Had a note awhile back from the folks at Valencell, a company that develops biometric sensor technology. To be honest, I hadn’t heard of it until that email, but there no doubt are tons of other companies I’ve never heard of either!

Anyway, I asked if Valencell’s president and co-founder, Steven LeBoeuf (who has a doctorate degree in electrical engineering) could offer a few tips of what to look for in a fitness tracker. He was happy to comply. So if you’re NOT one of the millions and millions who own one — or you are and wonder whether you’ve done enough homework — read on:

Think beyond the wrist. It’s not as accurate a place for continuous heart-rate monitoring during exercise, he says, “because the wrist generates unwieldy fake readings due to motion artifacts such as skin motion and footsteps.” The ear, he says, is the best place. Wow! That’s news to me.

Think validation. Has the product been through independent validation for accuracy against gold-standard benchmarks?

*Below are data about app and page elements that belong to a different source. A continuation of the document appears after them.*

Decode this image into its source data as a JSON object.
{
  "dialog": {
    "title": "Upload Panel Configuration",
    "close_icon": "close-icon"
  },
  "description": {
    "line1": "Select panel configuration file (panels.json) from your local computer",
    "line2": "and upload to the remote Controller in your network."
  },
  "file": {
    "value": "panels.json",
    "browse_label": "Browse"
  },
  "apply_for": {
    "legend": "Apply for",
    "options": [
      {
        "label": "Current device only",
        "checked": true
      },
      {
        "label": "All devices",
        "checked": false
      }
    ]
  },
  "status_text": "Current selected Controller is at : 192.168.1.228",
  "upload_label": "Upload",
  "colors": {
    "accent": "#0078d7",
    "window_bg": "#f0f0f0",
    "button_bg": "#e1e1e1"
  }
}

What does that mean? That you should check the manufacturer’s website to see if the product has been tested “against gold-standard benchmarks, with interval testing on a treadmill, both indoors and outdoors,” he says. Plus, the testing should have been done on a decent number of people who are various ages, races and genders.

Match your wearable to your need. Sounds obvious, but not everyone buys a tracker for the same reasons. Maybe your goal is to get better at your current workout regimen or merely to walk those magical 10,000 steps a day.

Will it accurately measure calories burned? If you want to track calories burned during exercises that don’t involve footsteps such as those you’d do in a gym, you’ll need an accurate heart rate monitor or another type of continuous biometric monitor to capture your body’s exertion where pedometers cannot.

This article originally appeared in the Dallas Morning News